Oct 3, 1999
NEW YORK (CNN) - Thirty-six people
in New York City have been confirmed to have the West Nile-like virus that
is blamed for the deaths of four of them.
Two other deaths that occurred
outside New York City -- one in Westchester County, New York, and the other
in Toronto -- are blamed on the disease. In the Canada case, a 75-year-old
man died a few days after he visited the New York City borough of Queens,
Canadian officials say. That case has not been confirmed by U.S. officials.
Five people remain hospitalized,
said Sandra Mullin, spokeswoman for the New York City health department.
The 36th case was a 63-year-old Bronx woman who was discharged in August
but whose blood work only now has shown that she had the disease.
CNN interview with Dr. Gigi El-Bayoumi
How to protect yourself: Dr. Gigi El-Bayoumi, associate professor of internal
medicine at George Washington University, recommends taking these
precautions against encephalitis and other insect-borne diseases:
Wear long, protective clothing
Stay inside at dusk and dawn,
the times when mosquito bites are most likely
Use insect repellents containing
the active ingredient DEET
Spray both skin and clothing with
On Friday night, teams from the
Centers for Disease Control and Prevention and the New York City Department
of Health went door to door in northern Queens to enroll people in a survey
to determine how widespread the virus is. They
expect to collect 300 blood samples over the next two to three weeks.

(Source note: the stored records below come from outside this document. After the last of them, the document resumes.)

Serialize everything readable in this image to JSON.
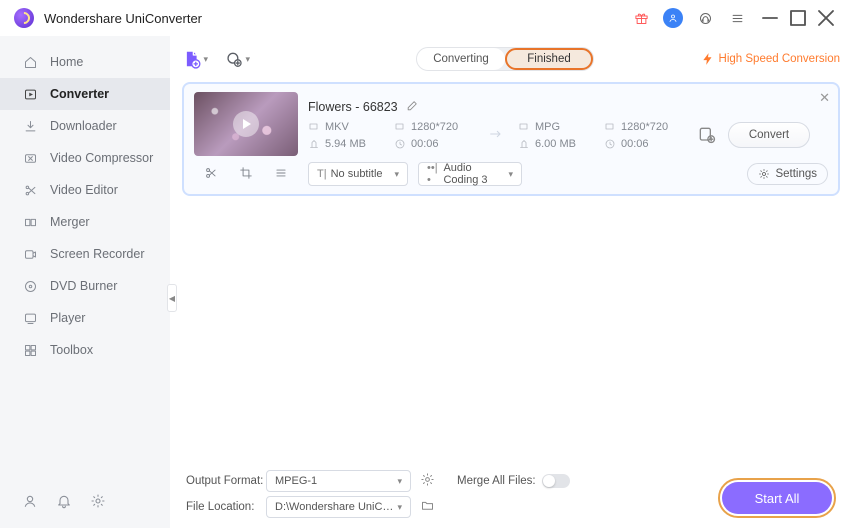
{
  "app_title": "Wondershare UniConverter",
  "sidebar": {
    "items": [
      {
        "label": "Home"
      },
      {
        "label": "Converter"
      },
      {
        "label": "Downloader"
      },
      {
        "label": "Video Compressor"
      },
      {
        "label": "Video Editor"
      },
      {
        "label": "Merger"
      },
      {
        "label": "Screen Recorder"
      },
      {
        "label": "DVD Burner"
      },
      {
        "label": "Player"
      },
      {
        "label": "Toolbox"
      }
    ],
    "active_index": 1
  },
  "tabs": {
    "converting": "Converting",
    "finished": "Finished"
  },
  "speed_label": "High Speed Conversion",
  "item": {
    "filename": "Flowers - 66823",
    "source": {
      "format": "MKV",
      "resolution": "1280*720",
      "size": "5.94 MB",
      "duration": "00:06"
    },
    "target": {
      "format": "MPG",
      "resolution": "1280*720",
      "size": "6.00 MB",
      "duration": "00:06"
    },
    "subtitle_value": "No subtitle",
    "audio_value": "Audio Coding 3",
    "settings_label": "Settings",
    "convert_label": "Convert"
  },
  "footer": {
    "output_format_label": "Output Format:",
    "output_format_value": "MPEG-1",
    "file_location_label": "File Location:",
    "file_location_value": "D:\\Wondershare UniConverter",
    "merge_label": "Merge All Files:",
    "start_all": "Start All"
  }
}
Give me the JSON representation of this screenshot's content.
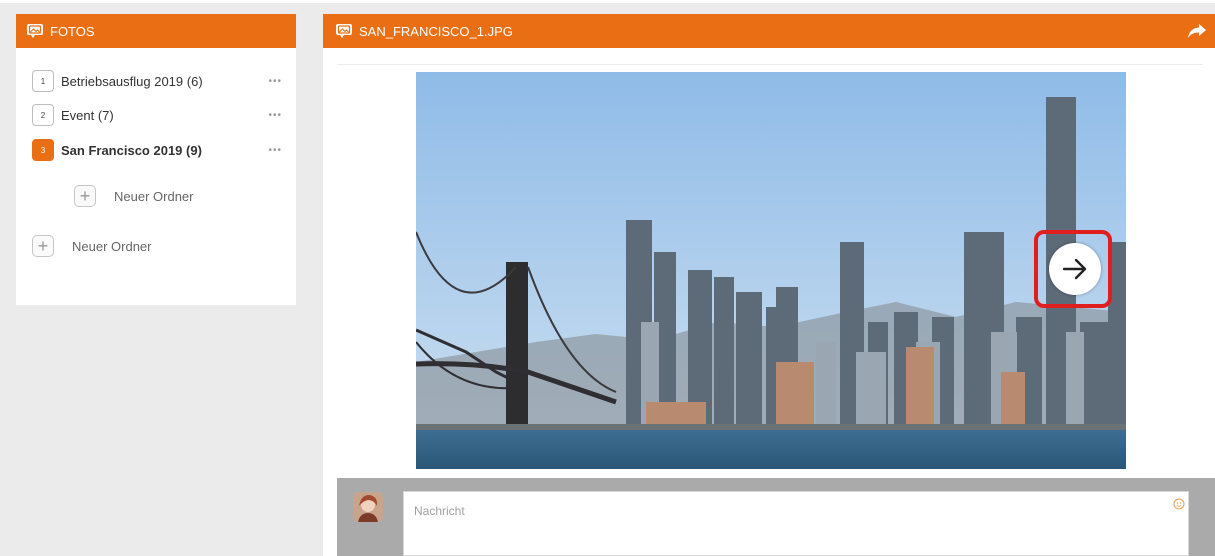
{
  "left_panel": {
    "title": "FOTOS",
    "folders": [
      {
        "number": "1",
        "label": "Betriebsausflug 2019 (6)",
        "active": false
      },
      {
        "number": "2",
        "label": "Event (7)",
        "active": false
      },
      {
        "number": "3",
        "label": "San Francisco 2019 (9)",
        "active": true
      }
    ],
    "more_label": "•••",
    "subfolder_new_label": "Neuer Ordner",
    "root_new_label": "Neuer Ordner"
  },
  "main": {
    "title": "SAN_FRANCISCO_1.JPG",
    "share_icon": "share-arrow-icon",
    "next_icon": "arrow-right-icon",
    "comment": {
      "placeholder": "Nachricht",
      "smiley_icon": "smiley-icon"
    }
  },
  "colors": {
    "accent": "#ea6f14",
    "highlight": "#e01e1e",
    "background": "#ebebeb"
  }
}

Symptoms include headache, fever
and swollen glands. The virus is rarely fatal, but the very old, the very
young and those with weakened immune systems are particularly vulnerable.
Until recently, the virus had never been reported in the Western hemisphere.
Ground spraying, using the pesticide
resmithrin, resumed in the "hot-zone" area of Queens on Friday night;
spraying was to resume in Brooklyn and Manhattan on Saturday night. Traps
in two areas have found some mosquitoes carrying the virus. The disease
is transmitted by mosquitoes that typically feed off birds.
All information posted on this web site is
the opinion of the author and is provided for educational purposes only.
It is not to be construed as medical advice. Only a licensed medical doctor
can legally offer medical advice in the United States. Consult the healer
of your choice for medical care and advice.